There’s sort of a theme about nostalgia and growing out of certain friendships when you’re younger and going into different directions with your life and being unable to relate to each other – it’s kind of sad. I wanted to branch out from just writing about relationships. I wanted to find something that I could channel the same energy but not write about break-ups.”

Energy is a good word: the tracks fly by, with no one cut much longer than three and a half minutes. Some songs, like the abrupt, crunching ‘Misery Over Dispute’ just finish, point made, move on. Despite all these scuzzy inspirations it isn’t that easy to place Waxahatchee; “That’s perfect. That’s exactly what we want. It was funny I did this interview earlier and we talking about shoegaze. I mean it’s such a niche! You’re stuck there forever; it’s nice to be free of that.”

It’s that punk thing that is ever-present, the only definitive way of describing them. “Waxahatchee has done what would constitute a ‘punk tour’ with like No Frills, and we still sort of tour like that, so I don’t feel like I’m completely not that anymore, but the music is a little bit further from that than it used to be.” This may well be the case, but songs like the brilliantly bleak and bassy ‘Brother Bryan’ and ‘Coast To Coast’, with its moments of bare guitar feedback from presumably battered, well-loved FX pedals, are unmistakably drawn from this seminal musical movement.

Cat Power is a name that follows Crutchfield wherever she goes, but she looks somewhat shocked when I mention that I had seen The National appear in the same sentence. “That’s really flattering. Cat Power specifically is a like a huge influence.” As are Rilo Kiley it would appear; “They are. Jenny Lewis Tweeted at me recently and I think she might know about the tattoo!” She points to her sleeve-covered arm, so Lewis’ face is hidden for now. “I don’t know for sure, but that’s a little embarrassing like, ‘Oh yeah. I’m not like a crazy stalker I promise!’ But she is really special.”

Inevitably, Jenny Lewis leads us onto Postal Service and that album; “When I was in high school that record came out and it was all any of my friends listened to. I hold it really close because it was such a beautiful time in my life. Everything was really simple and fun and that album reminds me of when I first started driving a car and blasting it out at night and feeling independent for the first time.”

Waxahatchee at the Troxy in London By Jason Williamson, 12 June 2013 Waxahatchee at the Troxy in London
By Jason Williamson, 12 June 2013

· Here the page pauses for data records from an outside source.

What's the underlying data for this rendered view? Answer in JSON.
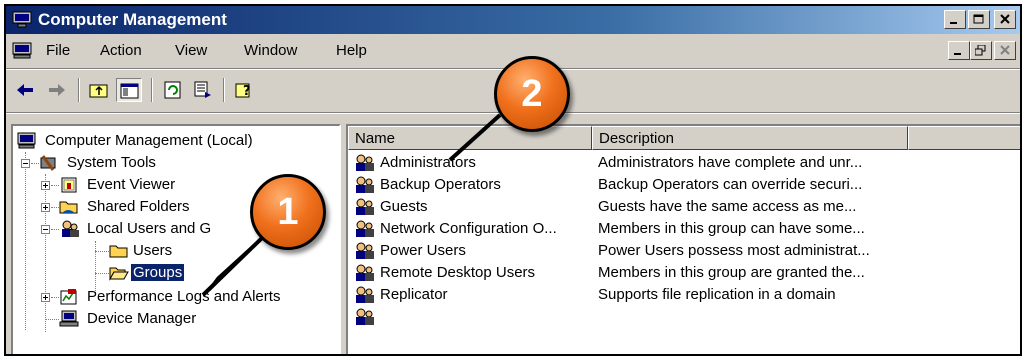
{
  "window": {
    "title": "Computer Management"
  },
  "menu": {
    "items": [
      "File",
      "Action",
      "View",
      "Window",
      "Help"
    ]
  },
  "tree": {
    "items": [
      {
        "label": "Computer Management (Local)"
      },
      {
        "label": "System Tools"
      },
      {
        "label": "Event Viewer"
      },
      {
        "label": "Shared Folders"
      },
      {
        "label": "Local Users and G"
      },
      {
        "label": "Users"
      },
      {
        "label": "Groups"
      },
      {
        "label": "Performance Logs and Alerts"
      },
      {
        "label": "Device Manager"
      }
    ]
  },
  "list": {
    "columns": [
      "Name",
      "Description"
    ],
    "rows": [
      {
        "name": "Administrators",
        "description": "Administrators have complete and unr..."
      },
      {
        "name": "Backup Operators",
        "description": "Backup Operators can override securi..."
      },
      {
        "name": "Guests",
        "description": "Guests have the same access as me..."
      },
      {
        "name": "Network Configuration O...",
        "description": "Members in this group can have some..."
      },
      {
        "name": "Power Users",
        "description": "Power Users possess most administrat..."
      },
      {
        "name": "Remote Desktop Users",
        "description": "Members in this group are granted the..."
      },
      {
        "name": "Replicator",
        "description": "Supports file replication in a domain"
      }
    ]
  },
  "callouts": [
    "1",
    "2"
  ],
  "colors": {
    "titlebar_start": "#0a246a",
    "titlebar_end": "#a6caf0",
    "selection": "#0a246a",
    "callout": "#f0701c"
  }
}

I can’t help thinking of strong, female lead music throughout our conversation; “We’re running shit”, she says proudly, and she’s right. Particularly at the moment it’s hard to ignore the volume of talented, attitude-filled women that are dominating our listening. “It’s just coincidence I guess? I feel like I am the least calculated person! I’ve just had good luck so we’ll see if that continues.” Modest as well then, because you can’t put it down to coincidence and what do they say? You make your own luck. The quality of Cerulean Salt as well as the live show performance comes from experience, obvious talent and thanks to the odes of nostalgia we can all relate to.

My gender observation is dismissed by Katie though, as she rightly remarks, “I feel like hopefully soon it won’t be ‘female music’ it will just be ‘music music’.”

There’s a relaxed, easy air about her, despite our chat taking place at the end of a whole day of intrigued press, and touring in support of the record has got off to a good start; “We’ve just been to the UK so far and we’re loving it, everything’s going great. We’re drinking fruity cocktails and music’s playing on this roof in the middle of the city!”

I say goodbye to Katie and soon the music that she was referring to from the Roof Parks’ PA is replaced by something far more alluring – an acoustic outing for Waxahatchee which proves the quite ideal showcase for this intelligent, honest songwriter within whom you feel the spirit of punk will live on and on.

Cerulean Salt will be released through Wichita Recordings on 01 July.